Topics will include techniques for designing an over-arching story-line in addition to individual plot-lines that lead to a satisfactory conclusion for each book, as in Bernard Cornwell’s Saxon Tales, J.K. Rowling’s Harry Potter Series and Donna Russo Morin’s Da Vinci’s Disciples Trilogy.

The material will address creating recurring main characters who must, like Diana Gabaldon’s Claire and Jamie Fraser, have such compelling personalities and face such breathless adventures that readers will eagerly follow them through book after book.

The lecture will include discussion of continuity of tone and character, which are so essential for crafting a successful series/trilogy, provide how-to tips for bringing readers in mid-series, and weighing the pros and cons of making the main character a historical figure versus a fictional character surrounded by historical figures and events.

Lastly, tips will be offered for bringing the series/trilogy to a full and fulfilling conclusion.

10 Tips for a Winning Nonfiction Book Proposal

Writers who followed the advice in The Weekend Book Proposal have earned well over $1 million in advances with their nonfiction book proposals. This session reveals some of my–and their!–best tips for making YOUR nonfiction book proposal stand out and get noticed by industry gatekeepers. We’ll leave plenty of time for Q&A at the end, too, to address specific questions from the audience.

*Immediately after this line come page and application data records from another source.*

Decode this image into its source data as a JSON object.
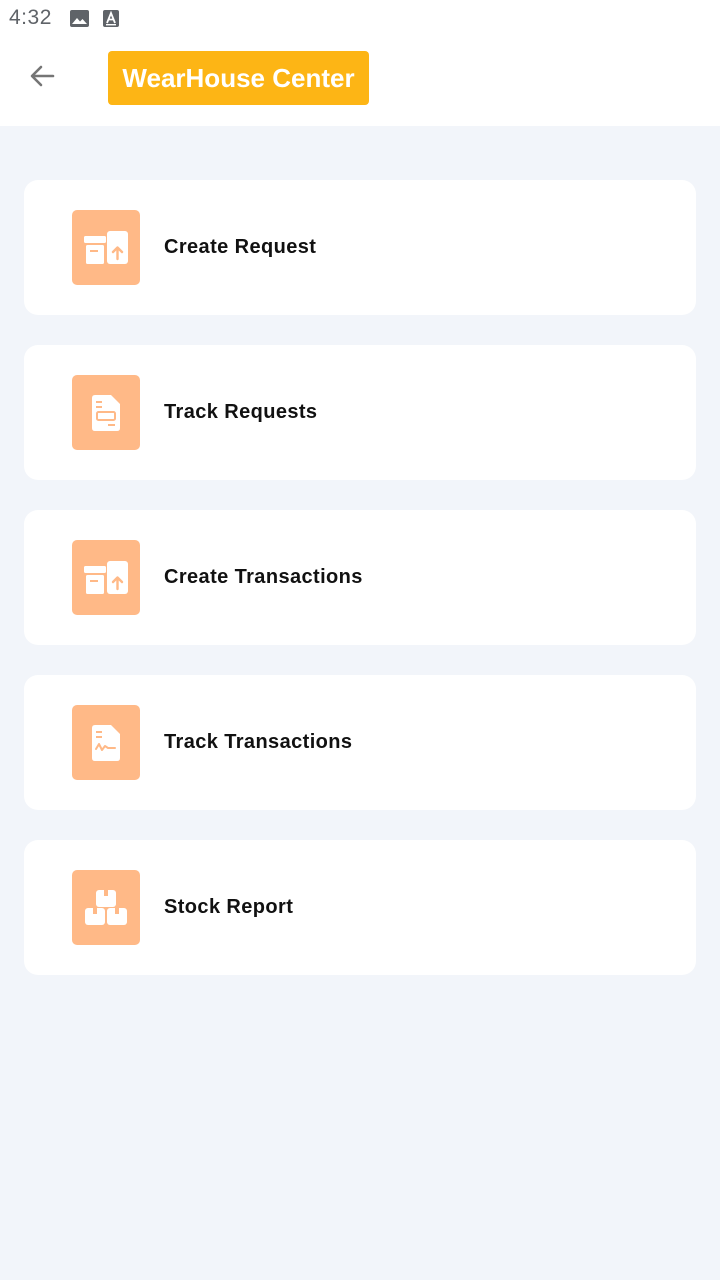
{
  "status_bar": {
    "time": "4:32",
    "icons": [
      "image-icon",
      "text-a-icon"
    ]
  },
  "app_bar": {
    "back_icon": "arrow-left-icon",
    "title": "WearHouse Center",
    "title_color": "#fdb515"
  },
  "menu": {
    "accent_color": "#ffb987",
    "items": [
      {
        "label": "Create Request",
        "icon": "box-upload-icon"
      },
      {
        "label": "Track Requests",
        "icon": "document-icon"
      },
      {
        "label": "Create Transactions",
        "icon": "box-upload-icon"
      },
      {
        "label": "Track Transactions",
        "icon": "document-signature-icon"
      },
      {
        "label": "Stock Report",
        "icon": "stacked-boxes-icon"
      }
    ]
  }
}
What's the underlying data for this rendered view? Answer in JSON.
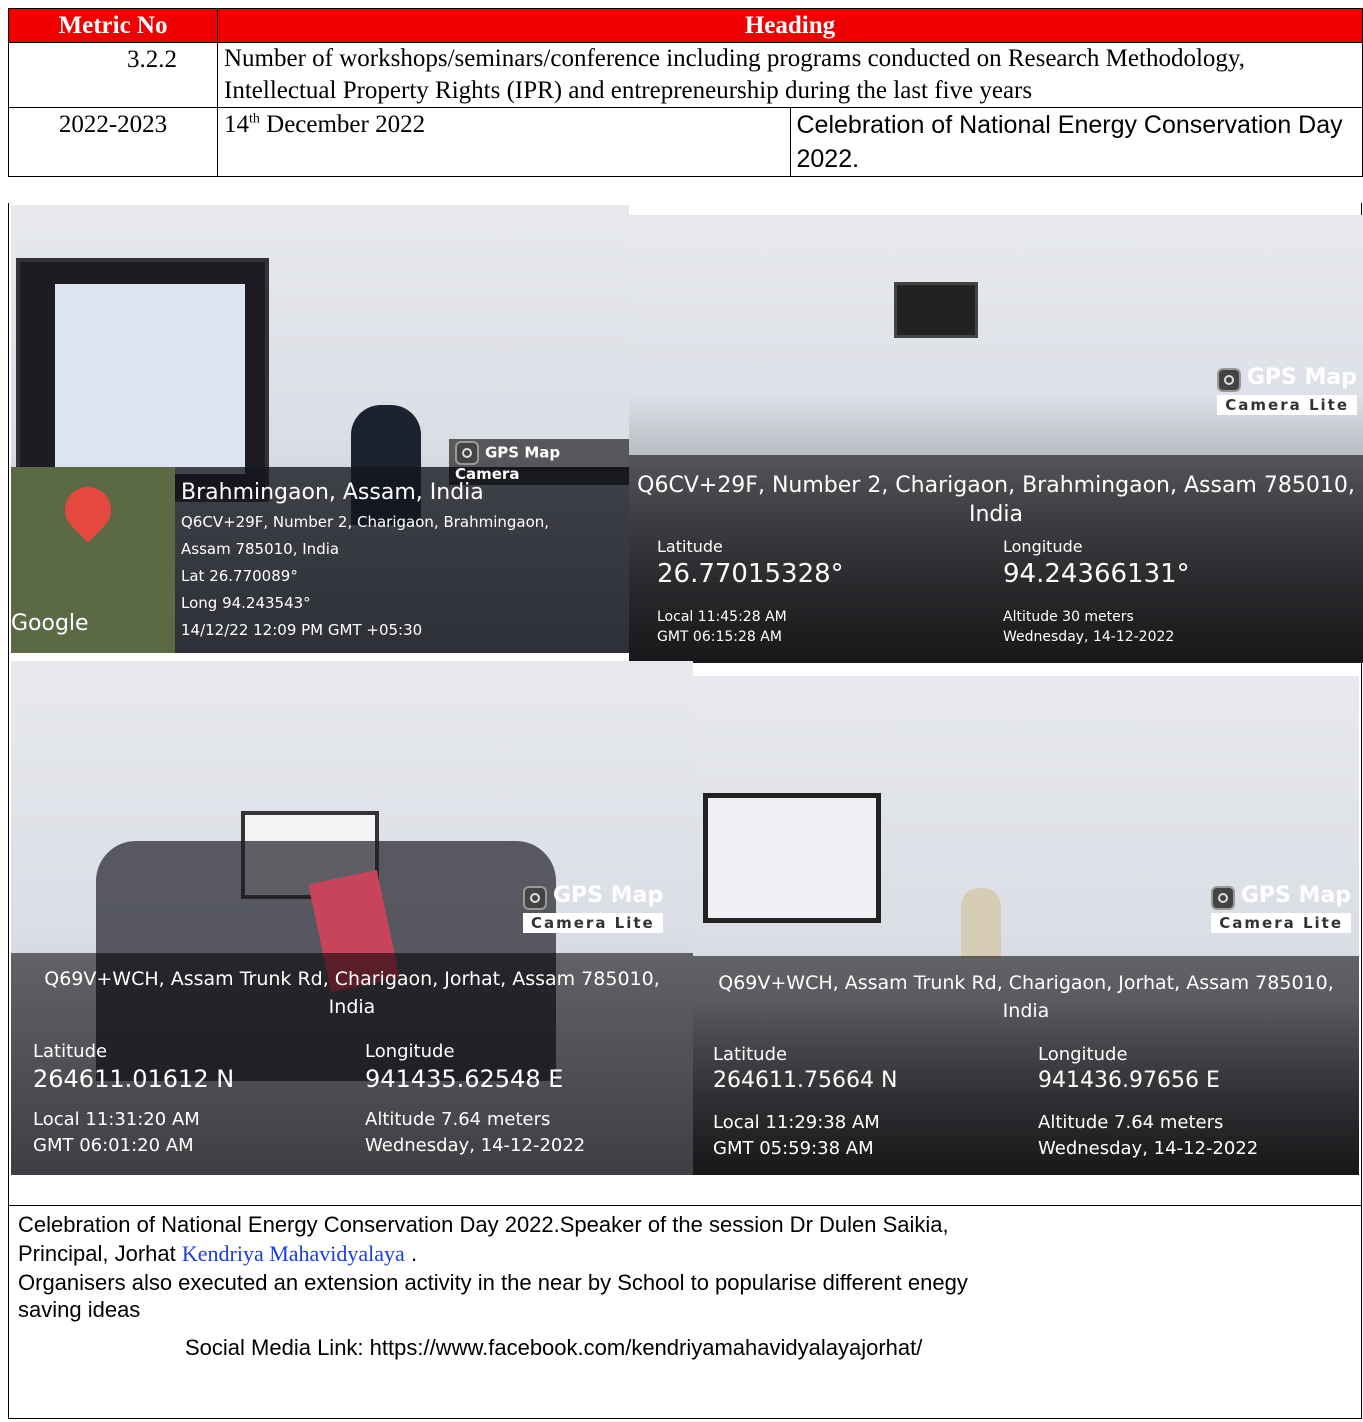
{
  "table": {
    "header": {
      "col1": "Metric No",
      "col2": "Heading"
    },
    "metric": {
      "number": "3.2.2",
      "description": "Number of workshops/seminars/conference including programs conducted on Research Methodology, Intellectual Property Rights (IPR) and entrepreneurship during the last five years"
    },
    "row": {
      "year": "2022-2023",
      "date_day": "14",
      "date_suffix": "th",
      "date_rest": " December 2022",
      "event": "Celebration of National Energy Conservation Day 2022."
    }
  },
  "photos": {
    "p1": {
      "badge": "GPS Map Camera",
      "place": "Brahmingaon, Assam, India",
      "address1": "Q6CV+29F, Number 2, Charigaon, Brahmingaon,",
      "address2": "Assam 785010, India",
      "lat": "Lat 26.770089°",
      "long": "Long 94.243543°",
      "datetime": "14/12/22 12:09 PM GMT +05:30",
      "map_brand": "Google"
    },
    "p2": {
      "badge_top": "GPS Map",
      "badge_bottom": "Camera Lite",
      "address1": "Q6CV+29F, Number 2, Charigaon, Brahmingaon, Assam 785010,",
      "address2": "India",
      "lat_label": "Latitude",
      "lat": "26.77015328°",
      "long_label": "Longitude",
      "long": "94.24366131°",
      "local": "Local 11:45:28 AM",
      "gmt": "GMT 06:15:28 AM",
      "altitude": "Altitude 30 meters",
      "day": "Wednesday, 14-12-2022"
    },
    "p3": {
      "badge_top": "GPS Map",
      "badge_bottom": "Camera Lite",
      "address1": "Q69V+WCH, Assam Trunk Rd, Charigaon, Jorhat, Assam 785010,",
      "address2": "India",
      "lat_label": "Latitude",
      "lat": "264611.01612 N",
      "long_label": "Longitude",
      "long": "941435.62548 E",
      "local": "Local 11:31:20 AM",
      "gmt": "GMT 06:01:20 AM",
      "altitude": "Altitude 7.64 meters",
      "day": "Wednesday, 14-12-2022"
    },
    "p4": {
      "badge_top": "GPS Map",
      "badge_bottom": "Camera Lite",
      "address1": "Q69V+WCH, Assam Trunk Rd, Charigaon, Jorhat, Assam 785010,",
      "address2": "India",
      "lat_label": "Latitude",
      "lat": "264611.75664 N",
      "long_label": "Longitude",
      "long": "941436.97656 E",
      "local": "Local 11:29:38 AM",
      "gmt": "GMT 05:59:38 AM",
      "altitude": "Altitude 7.64 meters",
      "day": "Wednesday, 14-12-2022"
    }
  },
  "caption": {
    "line1": "Celebration of National Energy Conservation Day 2022.Speaker of the session Dr Dulen Saikia,",
    "line2_prefix": "Principal, Jorhat ",
    "line2_link": "Kendriya Mahavidyalaya",
    "line2_suffix": " .",
    "line3": "Organisers also executed an extension activity in the near by School to popularise different enegy",
    "line4": "saving ideas",
    "social": "Social Media Link: https://www.facebook.com/kendriyamahavidyalayajorhat/"
  },
  "colors": {
    "header_bg": "#f00000",
    "header_text": "#ffffff",
    "link": "#1a3ee0"
  }
}
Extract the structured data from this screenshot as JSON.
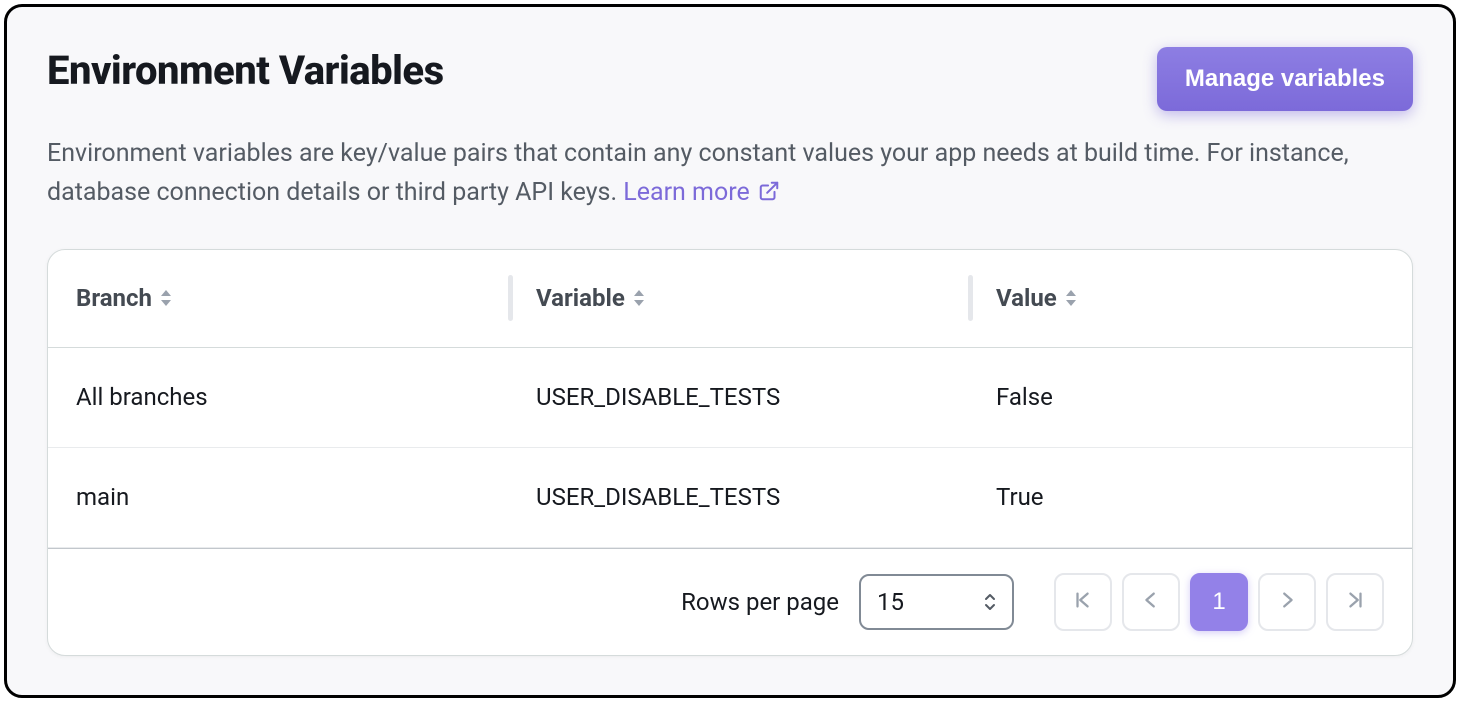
{
  "header": {
    "title": "Environment Variables",
    "manage_button": "Manage variables"
  },
  "description": {
    "text_part1": "Environment variables are key/value pairs that contain any constant values your app needs at build time. For instance, database connection details or third party API keys. ",
    "learn_more": "Learn more"
  },
  "table": {
    "columns": {
      "branch": "Branch",
      "variable": "Variable",
      "value": "Value"
    },
    "rows": [
      {
        "branch": "All branches",
        "variable": "USER_DISABLE_TESTS",
        "value": "False"
      },
      {
        "branch": "main",
        "variable": "USER_DISABLE_TESTS",
        "value": "True"
      }
    ]
  },
  "pagination": {
    "rows_per_page_label": "Rows per page",
    "rows_per_page_value": "15",
    "current_page": "1"
  }
}
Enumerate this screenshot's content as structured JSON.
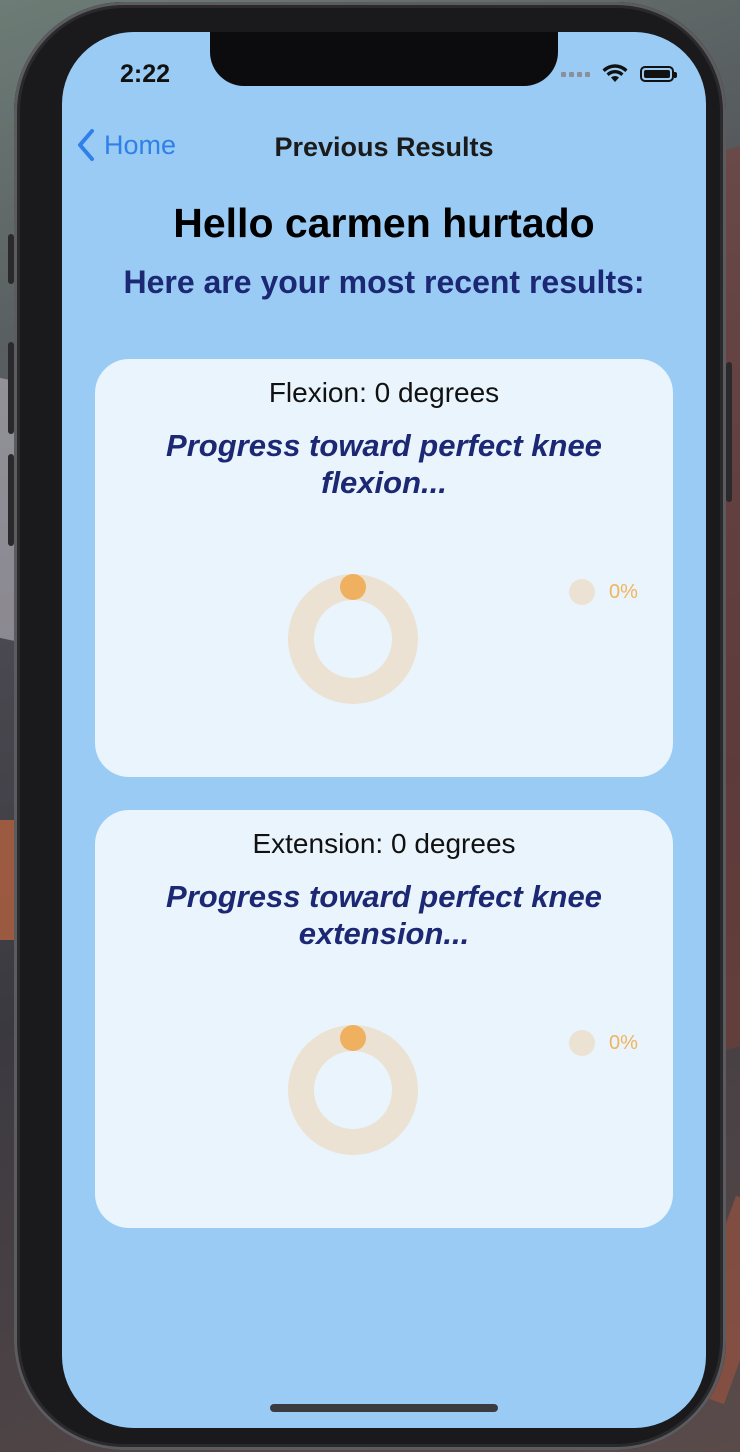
{
  "status_bar": {
    "time": "2:22"
  },
  "nav": {
    "back_label": "Home",
    "title": "Previous Results"
  },
  "greeting": "Hello carmen hurtado",
  "subheading": "Here are your most recent results:",
  "cards": [
    {
      "value_text": "Flexion: 0 degrees",
      "progress_text": "Progress toward perfect knee flexion...",
      "percent_label": "0%",
      "progress_fraction": 0
    },
    {
      "value_text": "Extension: 0 degrees",
      "progress_text": "Progress toward perfect knee extension...",
      "percent_label": "0%",
      "progress_fraction": 0
    }
  ],
  "colors": {
    "screen_bg": "#99cbf4",
    "card_bg": "#e9f4fc",
    "ring_track": "#ece2d3",
    "ring_progress": "#efb15f",
    "heading_navy": "#1c2873",
    "link_blue": "#2f80e8"
  },
  "icons": [
    "chevron-left-icon",
    "cellular-signal-icon",
    "wifi-icon",
    "battery-icon"
  ]
}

Fearless Writing: Because Everyone Has What It Takes

Learning the craft is only the beginning of a writer’s journey. Most of the obstacles both beginning and experienced author’s face have less to do with finding a compelling opening or creating believable characters and more to do the many emotional challenges inherent in sharing our work with other people. In this session, I’ll shine a light on some of the dark questions about talent, intelligence, time, and money that haunt many writers. I’ll also provide tools to keep our attention where it needs to be to write what we most want to write.

Writing True Crime

The market for true crime books, podcasts and documentaries has never been better. In this session, New York Times bestselling true crime author Rebecca Morris will discuss how writing true crime is different than any other genre. Whether a cold case or a contemporary one, there are challenges involving research and conducting interviews with victims and their families as well as with the convicted. She will also discuss the advantages and disadvantages of working with a co-author, writing a successful book proposal, finding a publisher, and the decision to go the self-published route.